Look through the lines below and copy each one that includes "with".
▬▬▬▬▬▬▬▬▬▬
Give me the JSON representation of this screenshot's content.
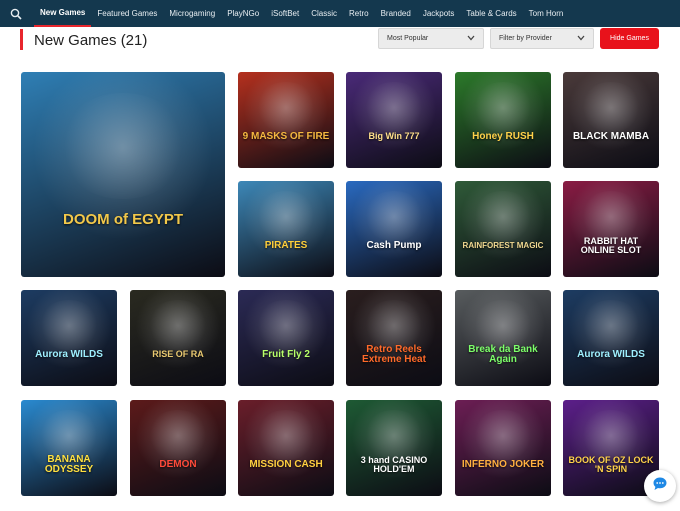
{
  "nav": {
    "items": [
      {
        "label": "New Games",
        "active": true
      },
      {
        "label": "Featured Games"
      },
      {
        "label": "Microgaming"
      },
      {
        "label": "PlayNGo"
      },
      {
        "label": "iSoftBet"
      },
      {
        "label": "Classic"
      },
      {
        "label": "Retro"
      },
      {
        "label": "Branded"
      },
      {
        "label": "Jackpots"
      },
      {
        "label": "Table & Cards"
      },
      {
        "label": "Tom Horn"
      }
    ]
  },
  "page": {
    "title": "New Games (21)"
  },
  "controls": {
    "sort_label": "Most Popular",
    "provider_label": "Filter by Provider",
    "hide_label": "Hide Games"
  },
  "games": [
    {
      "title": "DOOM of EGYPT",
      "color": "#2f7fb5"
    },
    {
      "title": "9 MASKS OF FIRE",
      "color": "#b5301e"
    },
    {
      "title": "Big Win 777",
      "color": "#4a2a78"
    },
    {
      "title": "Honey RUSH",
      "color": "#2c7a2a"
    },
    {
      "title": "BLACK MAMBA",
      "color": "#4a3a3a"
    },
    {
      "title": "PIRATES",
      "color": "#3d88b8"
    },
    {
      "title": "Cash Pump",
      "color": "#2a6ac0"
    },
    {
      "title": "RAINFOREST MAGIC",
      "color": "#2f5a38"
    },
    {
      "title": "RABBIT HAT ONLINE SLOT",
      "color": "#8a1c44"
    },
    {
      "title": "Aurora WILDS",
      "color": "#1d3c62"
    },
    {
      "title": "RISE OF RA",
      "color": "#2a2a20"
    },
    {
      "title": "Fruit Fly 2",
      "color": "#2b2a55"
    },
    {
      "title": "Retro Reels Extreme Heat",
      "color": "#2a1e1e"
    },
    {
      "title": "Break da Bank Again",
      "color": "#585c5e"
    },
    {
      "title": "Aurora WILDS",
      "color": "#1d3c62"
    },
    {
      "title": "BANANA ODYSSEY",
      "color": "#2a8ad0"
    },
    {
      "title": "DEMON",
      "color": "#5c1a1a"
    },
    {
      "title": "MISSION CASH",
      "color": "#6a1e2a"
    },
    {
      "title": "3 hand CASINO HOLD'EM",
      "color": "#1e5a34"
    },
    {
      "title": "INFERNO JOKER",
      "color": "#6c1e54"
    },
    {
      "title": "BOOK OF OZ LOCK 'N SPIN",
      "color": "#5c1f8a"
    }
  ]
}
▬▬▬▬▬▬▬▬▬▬
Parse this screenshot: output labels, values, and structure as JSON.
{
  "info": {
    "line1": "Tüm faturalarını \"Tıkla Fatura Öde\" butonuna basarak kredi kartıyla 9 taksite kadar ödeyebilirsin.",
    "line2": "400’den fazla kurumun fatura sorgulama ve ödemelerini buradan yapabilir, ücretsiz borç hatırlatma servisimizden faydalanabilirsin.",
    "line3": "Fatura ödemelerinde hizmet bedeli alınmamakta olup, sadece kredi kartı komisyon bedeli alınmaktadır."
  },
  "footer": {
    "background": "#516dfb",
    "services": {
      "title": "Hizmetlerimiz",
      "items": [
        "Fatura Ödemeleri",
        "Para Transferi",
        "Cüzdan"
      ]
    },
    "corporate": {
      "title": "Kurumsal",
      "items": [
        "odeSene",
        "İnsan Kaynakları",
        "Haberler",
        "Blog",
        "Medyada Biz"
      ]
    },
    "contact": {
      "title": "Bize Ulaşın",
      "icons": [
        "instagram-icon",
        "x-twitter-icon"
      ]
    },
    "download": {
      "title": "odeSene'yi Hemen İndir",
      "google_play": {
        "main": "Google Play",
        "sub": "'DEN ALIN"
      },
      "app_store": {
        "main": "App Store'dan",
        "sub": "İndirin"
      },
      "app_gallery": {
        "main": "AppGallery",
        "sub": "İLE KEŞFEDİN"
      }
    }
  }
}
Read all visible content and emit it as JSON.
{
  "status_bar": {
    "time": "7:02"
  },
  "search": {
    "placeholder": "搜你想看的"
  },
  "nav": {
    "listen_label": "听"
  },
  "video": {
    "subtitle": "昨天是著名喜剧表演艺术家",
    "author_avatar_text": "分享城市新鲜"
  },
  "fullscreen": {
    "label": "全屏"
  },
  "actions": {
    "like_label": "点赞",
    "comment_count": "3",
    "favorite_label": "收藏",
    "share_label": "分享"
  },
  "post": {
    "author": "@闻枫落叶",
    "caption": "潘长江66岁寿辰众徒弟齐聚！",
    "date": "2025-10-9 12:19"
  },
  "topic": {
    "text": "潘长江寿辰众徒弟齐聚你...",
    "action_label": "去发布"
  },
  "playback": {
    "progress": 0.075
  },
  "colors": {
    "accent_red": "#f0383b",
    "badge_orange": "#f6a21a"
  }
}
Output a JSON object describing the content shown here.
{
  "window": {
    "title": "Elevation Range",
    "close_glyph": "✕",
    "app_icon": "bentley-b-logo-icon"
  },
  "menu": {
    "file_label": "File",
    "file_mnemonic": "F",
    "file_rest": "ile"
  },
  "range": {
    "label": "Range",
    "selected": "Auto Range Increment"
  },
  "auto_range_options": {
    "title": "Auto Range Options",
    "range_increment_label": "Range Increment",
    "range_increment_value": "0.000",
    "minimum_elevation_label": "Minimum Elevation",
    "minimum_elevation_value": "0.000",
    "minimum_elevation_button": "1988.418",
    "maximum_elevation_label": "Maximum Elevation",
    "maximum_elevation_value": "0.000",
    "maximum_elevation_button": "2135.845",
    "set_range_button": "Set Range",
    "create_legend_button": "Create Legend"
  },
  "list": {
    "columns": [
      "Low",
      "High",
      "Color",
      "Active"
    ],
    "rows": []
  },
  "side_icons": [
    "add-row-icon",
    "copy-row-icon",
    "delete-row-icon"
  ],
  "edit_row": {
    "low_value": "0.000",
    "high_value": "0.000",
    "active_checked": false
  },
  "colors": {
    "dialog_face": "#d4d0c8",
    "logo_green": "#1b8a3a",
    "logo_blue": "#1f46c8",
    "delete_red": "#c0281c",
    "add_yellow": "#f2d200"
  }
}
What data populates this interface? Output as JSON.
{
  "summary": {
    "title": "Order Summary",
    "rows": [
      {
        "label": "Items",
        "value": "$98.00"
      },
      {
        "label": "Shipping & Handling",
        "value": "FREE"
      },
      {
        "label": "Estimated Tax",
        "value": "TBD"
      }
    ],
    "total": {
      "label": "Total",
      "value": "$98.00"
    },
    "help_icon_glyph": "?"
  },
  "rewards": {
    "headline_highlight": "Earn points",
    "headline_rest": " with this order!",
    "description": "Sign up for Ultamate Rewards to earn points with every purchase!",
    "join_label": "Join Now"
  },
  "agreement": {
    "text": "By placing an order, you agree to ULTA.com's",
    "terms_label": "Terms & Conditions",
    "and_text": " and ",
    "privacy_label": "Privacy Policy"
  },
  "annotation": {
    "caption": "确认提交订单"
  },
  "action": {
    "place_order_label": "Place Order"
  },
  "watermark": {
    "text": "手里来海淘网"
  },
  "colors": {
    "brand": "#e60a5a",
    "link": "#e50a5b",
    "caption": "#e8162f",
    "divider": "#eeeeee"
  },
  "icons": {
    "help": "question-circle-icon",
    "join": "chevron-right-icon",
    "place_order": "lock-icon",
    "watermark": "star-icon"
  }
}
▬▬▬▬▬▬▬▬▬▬
RESPONSE TO THIS EXERCISE:
    "headline_rest": " with this order!",
    "description": "Sign up for Ultamate Rewards to earn points with every purchase!",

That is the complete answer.